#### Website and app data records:
"""
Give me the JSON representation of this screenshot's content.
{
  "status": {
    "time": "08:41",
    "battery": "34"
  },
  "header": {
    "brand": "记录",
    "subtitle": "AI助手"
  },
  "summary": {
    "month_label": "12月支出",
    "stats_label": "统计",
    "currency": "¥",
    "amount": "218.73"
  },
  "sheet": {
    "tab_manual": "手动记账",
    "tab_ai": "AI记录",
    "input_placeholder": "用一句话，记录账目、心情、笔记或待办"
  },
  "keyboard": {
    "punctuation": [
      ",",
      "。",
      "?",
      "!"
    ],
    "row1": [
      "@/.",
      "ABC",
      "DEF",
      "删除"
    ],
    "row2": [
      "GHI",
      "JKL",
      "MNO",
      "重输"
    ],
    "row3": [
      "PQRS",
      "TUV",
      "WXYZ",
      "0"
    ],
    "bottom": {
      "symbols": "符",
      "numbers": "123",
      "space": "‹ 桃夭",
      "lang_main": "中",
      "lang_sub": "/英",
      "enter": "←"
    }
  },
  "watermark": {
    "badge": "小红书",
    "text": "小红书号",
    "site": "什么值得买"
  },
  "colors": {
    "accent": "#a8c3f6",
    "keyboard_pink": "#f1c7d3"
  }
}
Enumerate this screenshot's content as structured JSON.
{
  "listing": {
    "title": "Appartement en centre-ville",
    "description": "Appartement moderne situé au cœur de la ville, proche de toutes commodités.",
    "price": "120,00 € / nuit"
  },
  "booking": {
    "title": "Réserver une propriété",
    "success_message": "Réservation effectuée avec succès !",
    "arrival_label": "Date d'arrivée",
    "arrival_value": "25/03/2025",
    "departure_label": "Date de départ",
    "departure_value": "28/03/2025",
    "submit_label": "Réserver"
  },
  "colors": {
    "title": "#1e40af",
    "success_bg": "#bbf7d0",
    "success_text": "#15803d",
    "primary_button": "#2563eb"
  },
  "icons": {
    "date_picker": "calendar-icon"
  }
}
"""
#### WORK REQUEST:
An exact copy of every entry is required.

#### ANSWER TO THE EXERCISE:
Give me the JSON representation of this screenshot's content.
{
  "status": {
    "time": "08:41",
    "battery": "34"
  },
  "header": {
    "brand": "记录",
    "subtitle": "AI助手"
  },
  "summary": {
    "month_label": "12月支出",
    "stats_label": "统计",
    "currency": "¥",
    "amount": "218.73"
  },
  "sheet": {
    "tab_manual": "手动记账",
    "tab_ai": "AI记录",
    "input_placeholder": "用一句话，记录账目、心情、笔记或待办"
  },
  "keyboard": {
    "punctuation": [
      ",",
      "。",
      "?",
      "!"
    ],
    "row1": [
      "@/.",
      "ABC",
      "DEF",
      "删除"
    ],
    "row2": [
      "GHI",
      "JKL",
      "MNO",
      "重输"
    ],
    "row3": [
      "PQRS",
      "TUV",
      "WXYZ",
      "0"
    ],
    "bottom": {
      "symbols": "符",
      "numbers": "123",
      "space": "‹ 桃夭",
      "lang_main": "中",
      "lang_sub": "/英",
      "enter": "←"
    }
  },
  "watermark": {
    "badge": "小红书",
    "text": "小红书号",
    "site": "什么值得买"
  },
  "colors": {
    "accent": "#a8c3f6",
    "keyboard_pink": "#f1c7d3"
  }
}
Enumerate this screenshot's content as structured JSON.
{
  "listing": {
    "title": "Appartement en centre-ville",
    "description": "Appartement moderne situé au cœur de la ville, proche de toutes commodités.",
    "price": "120,00 € / nuit"
  },
  "booking": {
    "title": "Réserver une propriété",
    "success_message": "Réservation effectuée avec succès !",
    "arrival_label": "Date d'arrivée",
    "arrival_value": "25/03/2025",
    "departure_label": "Date de départ",
    "departure_value": "28/03/2025",
    "submit_label": "Réserver"
  },
  "colors": {
    "title": "#1e40af",
    "success_bg": "#bbf7d0",
    "success_text": "#15803d",
    "primary_button": "#2563eb"
  },
  "icons": {
    "date_picker": "calendar-icon"
  }
}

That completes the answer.